Each issue starts by showing its ending and then goes back to the beginning and tells the story until it meets with the ending again. This twist to storytelling I fell in love with. The overall story is a series of misadventures by both parties, and those endings up front provided a puzzle I happily took the time to unravel. In many ways these intros made me more excited to see how the story caught up to that point than I would be if the issue simply started at the beginning.
This book is filled with nerd references. Some are rather obvious like the classic Star Wars line, “I have a bad feeling about this,” while others are more obscure such as the involvement of a kill screen. Double Jumpers avoids going into reference overload, but like Ready Player One or Paul, I was in on the jokes and loving every reference dropped. Double Jumpers isn't afraid to rip into the fantasy genre or video game medium either. Writer Dave Dwonch and artist Bill Blankenship are clearly in on the joke of how cookie cutter these stories and games usually are by their use of them in this tale and how the characters constantly poke fun at them.
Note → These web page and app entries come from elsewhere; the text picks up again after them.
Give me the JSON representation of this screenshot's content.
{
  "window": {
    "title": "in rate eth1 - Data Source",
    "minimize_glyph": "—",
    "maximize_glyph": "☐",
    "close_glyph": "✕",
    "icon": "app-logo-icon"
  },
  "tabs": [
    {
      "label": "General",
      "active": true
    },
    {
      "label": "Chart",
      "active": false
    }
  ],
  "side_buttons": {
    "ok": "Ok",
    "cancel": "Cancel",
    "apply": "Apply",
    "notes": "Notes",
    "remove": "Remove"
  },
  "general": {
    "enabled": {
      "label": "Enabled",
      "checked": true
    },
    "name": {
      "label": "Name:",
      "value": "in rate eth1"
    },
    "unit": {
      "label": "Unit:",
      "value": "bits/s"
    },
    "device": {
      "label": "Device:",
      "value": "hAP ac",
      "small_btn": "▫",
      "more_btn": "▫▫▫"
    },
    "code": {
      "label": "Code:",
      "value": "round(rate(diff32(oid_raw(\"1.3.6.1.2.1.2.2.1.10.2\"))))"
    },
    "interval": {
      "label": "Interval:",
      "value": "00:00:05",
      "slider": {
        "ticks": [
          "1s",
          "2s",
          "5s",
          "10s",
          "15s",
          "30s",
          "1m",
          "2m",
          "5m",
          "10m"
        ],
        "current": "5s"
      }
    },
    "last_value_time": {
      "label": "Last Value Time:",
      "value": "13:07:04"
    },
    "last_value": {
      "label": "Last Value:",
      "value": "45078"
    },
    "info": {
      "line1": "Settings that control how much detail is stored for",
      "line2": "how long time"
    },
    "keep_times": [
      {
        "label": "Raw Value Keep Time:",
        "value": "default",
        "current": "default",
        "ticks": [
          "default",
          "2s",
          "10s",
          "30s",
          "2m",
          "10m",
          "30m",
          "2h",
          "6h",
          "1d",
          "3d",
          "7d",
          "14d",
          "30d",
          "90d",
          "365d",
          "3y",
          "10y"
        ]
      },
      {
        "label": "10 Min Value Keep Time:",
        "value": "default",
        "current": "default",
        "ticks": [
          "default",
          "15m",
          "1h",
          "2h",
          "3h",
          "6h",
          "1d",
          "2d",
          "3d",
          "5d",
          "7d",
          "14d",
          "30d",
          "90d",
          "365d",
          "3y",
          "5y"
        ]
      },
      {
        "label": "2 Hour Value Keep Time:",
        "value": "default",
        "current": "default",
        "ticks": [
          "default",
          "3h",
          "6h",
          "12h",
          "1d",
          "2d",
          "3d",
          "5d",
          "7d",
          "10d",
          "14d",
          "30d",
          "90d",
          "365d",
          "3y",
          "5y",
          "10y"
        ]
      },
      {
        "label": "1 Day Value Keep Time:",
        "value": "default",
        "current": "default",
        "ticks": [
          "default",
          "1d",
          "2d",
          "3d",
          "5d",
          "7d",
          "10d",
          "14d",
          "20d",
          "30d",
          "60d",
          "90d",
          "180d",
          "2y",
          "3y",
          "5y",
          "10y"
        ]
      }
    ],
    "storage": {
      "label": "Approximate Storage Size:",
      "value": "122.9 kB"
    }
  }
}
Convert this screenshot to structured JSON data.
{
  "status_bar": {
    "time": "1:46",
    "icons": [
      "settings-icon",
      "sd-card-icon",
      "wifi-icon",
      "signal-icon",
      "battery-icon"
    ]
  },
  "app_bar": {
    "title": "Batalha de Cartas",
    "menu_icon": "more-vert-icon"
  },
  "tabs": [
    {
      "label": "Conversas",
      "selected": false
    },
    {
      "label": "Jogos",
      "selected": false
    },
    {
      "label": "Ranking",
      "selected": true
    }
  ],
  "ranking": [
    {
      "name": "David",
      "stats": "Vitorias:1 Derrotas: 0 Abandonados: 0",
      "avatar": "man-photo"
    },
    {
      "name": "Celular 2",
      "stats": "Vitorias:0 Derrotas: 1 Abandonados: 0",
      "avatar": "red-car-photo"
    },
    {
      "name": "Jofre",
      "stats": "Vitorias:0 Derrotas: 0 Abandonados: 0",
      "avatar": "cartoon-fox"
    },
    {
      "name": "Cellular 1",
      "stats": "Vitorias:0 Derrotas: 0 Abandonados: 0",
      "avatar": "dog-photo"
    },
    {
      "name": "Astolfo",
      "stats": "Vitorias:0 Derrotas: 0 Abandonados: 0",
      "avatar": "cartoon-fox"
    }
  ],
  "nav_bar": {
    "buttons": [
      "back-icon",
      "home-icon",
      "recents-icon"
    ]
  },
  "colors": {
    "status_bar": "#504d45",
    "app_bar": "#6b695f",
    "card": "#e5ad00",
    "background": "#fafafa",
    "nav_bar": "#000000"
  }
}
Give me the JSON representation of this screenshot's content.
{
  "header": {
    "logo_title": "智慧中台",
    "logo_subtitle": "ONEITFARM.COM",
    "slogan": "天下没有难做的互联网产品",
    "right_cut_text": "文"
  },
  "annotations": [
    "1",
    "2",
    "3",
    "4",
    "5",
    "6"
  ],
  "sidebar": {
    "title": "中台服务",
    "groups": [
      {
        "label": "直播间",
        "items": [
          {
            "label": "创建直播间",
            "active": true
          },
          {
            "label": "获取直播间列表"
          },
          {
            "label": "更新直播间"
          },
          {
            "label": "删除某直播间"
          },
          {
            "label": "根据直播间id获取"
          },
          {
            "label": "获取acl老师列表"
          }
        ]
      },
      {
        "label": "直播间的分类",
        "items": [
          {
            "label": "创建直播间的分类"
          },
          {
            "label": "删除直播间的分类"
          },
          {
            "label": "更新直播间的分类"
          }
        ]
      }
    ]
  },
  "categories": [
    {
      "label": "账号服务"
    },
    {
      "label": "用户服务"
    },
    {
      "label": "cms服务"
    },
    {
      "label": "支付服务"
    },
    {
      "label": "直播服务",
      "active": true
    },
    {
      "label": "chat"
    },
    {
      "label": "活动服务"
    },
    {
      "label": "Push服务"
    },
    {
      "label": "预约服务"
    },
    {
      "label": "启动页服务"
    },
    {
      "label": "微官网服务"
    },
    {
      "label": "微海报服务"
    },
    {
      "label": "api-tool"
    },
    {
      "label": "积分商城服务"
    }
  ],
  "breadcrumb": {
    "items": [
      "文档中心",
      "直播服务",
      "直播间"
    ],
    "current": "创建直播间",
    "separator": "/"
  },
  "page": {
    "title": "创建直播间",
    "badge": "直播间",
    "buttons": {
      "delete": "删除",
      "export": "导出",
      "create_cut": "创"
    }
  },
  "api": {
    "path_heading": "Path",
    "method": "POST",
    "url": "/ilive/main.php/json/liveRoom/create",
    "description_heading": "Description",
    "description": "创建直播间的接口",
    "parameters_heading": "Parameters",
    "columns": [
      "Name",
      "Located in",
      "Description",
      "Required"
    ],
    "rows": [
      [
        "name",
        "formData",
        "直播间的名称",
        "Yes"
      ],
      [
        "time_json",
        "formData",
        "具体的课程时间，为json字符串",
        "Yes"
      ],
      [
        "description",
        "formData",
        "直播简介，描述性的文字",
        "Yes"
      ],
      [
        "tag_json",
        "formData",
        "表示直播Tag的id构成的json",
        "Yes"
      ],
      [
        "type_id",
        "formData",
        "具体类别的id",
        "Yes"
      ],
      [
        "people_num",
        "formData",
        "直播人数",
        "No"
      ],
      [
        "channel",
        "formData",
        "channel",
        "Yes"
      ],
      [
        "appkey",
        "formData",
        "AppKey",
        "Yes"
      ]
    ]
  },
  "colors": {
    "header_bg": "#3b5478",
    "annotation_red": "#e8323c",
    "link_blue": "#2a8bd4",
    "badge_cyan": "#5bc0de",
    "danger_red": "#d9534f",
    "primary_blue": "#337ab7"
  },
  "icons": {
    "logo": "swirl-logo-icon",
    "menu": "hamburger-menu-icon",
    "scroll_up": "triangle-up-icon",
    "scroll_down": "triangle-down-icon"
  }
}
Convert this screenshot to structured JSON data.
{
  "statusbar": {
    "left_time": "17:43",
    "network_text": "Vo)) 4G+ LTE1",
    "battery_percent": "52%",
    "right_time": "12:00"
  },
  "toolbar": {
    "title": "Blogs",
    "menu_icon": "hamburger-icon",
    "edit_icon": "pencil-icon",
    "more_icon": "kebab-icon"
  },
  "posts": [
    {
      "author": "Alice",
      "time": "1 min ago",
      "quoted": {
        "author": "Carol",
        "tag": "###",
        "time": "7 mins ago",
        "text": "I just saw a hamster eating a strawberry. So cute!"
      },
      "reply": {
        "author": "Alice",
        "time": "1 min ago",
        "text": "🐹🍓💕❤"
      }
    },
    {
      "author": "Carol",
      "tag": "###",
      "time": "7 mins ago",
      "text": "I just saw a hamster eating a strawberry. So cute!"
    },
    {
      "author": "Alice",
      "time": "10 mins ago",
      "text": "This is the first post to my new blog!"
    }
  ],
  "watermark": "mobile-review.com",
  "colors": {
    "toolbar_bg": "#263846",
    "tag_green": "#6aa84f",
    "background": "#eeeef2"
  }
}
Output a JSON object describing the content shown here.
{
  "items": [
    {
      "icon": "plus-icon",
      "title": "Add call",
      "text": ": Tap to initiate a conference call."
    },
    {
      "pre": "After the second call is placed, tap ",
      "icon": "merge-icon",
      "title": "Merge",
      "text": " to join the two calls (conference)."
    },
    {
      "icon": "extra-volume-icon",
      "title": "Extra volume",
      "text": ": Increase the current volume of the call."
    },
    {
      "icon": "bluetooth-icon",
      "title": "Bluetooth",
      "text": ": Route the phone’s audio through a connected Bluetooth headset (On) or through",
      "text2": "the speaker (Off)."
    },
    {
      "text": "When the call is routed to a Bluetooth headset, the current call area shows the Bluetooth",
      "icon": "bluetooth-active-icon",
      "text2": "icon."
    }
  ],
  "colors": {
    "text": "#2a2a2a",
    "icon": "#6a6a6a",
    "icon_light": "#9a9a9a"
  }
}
This book looks fantastic. Blankenship outdid himself on bringing these wacky and over-the-top scenarios to life and making the fantasy world stand out despite it being closely tied to stereotypes. The comic does have some issues with consistency where certain names or figures are cited early on and altered as the issues progress. While a little sloppy, given the comic is a joyride, these secondary details are easily forgiven.
There is quite a bit of gender play in Double Jumpers, which I thought I'd address a bit. Milo and Maxine constantly bicker, because Milo is that stereotypical sexist a--hole who offends everyone he can; however, Milo finds himself the butt of his own jokes when he accidentally selects to play the game's Smurfette, Sela the thief. Milo getting flustered by the way he programmed the NPCs to treat female characters is entertaining in a revenge sort of way, as all his fake geek girl crap is shoved back in his face. Similarly with Maxine's body in the modern world inhabited by Mongo the barbarian and Milo's by Sela, there is a lot of crossgender fun to be had. The genderf---ery here is played straight (heh) with Mongo in Maxine's body behaving as the violent barbarian would, obsessed with fighting, food, ale, and women, and Sela in Milo's body unapologetically conniving and slutty. This book doesn't shy away from setting up seemingly gay romance scenes even though the actual participants are straight, excepting their temporary bodies. I could see the characters' behavior offending some readers, but their actions are so over the top I was entertained more than offended. Even when matters turn a little, shall we say, queer, it didn't feel like the creators were making fun of LGBT folks so much as having fun with the crisscrossing of genders for the sake of it and making some statements regarding how women are treated in geek culture and how gender is viewed in our society.
As another play on the gamers trapped in a game world genre, Double Jumpers is really good and a fun, solid title that had me grinning and cackling with glee throughout my read. The first three issues of Double Jumpers can be purchased over at Action Lab's website with the collected volume of all four issues of Volume 1 to be out later on this month.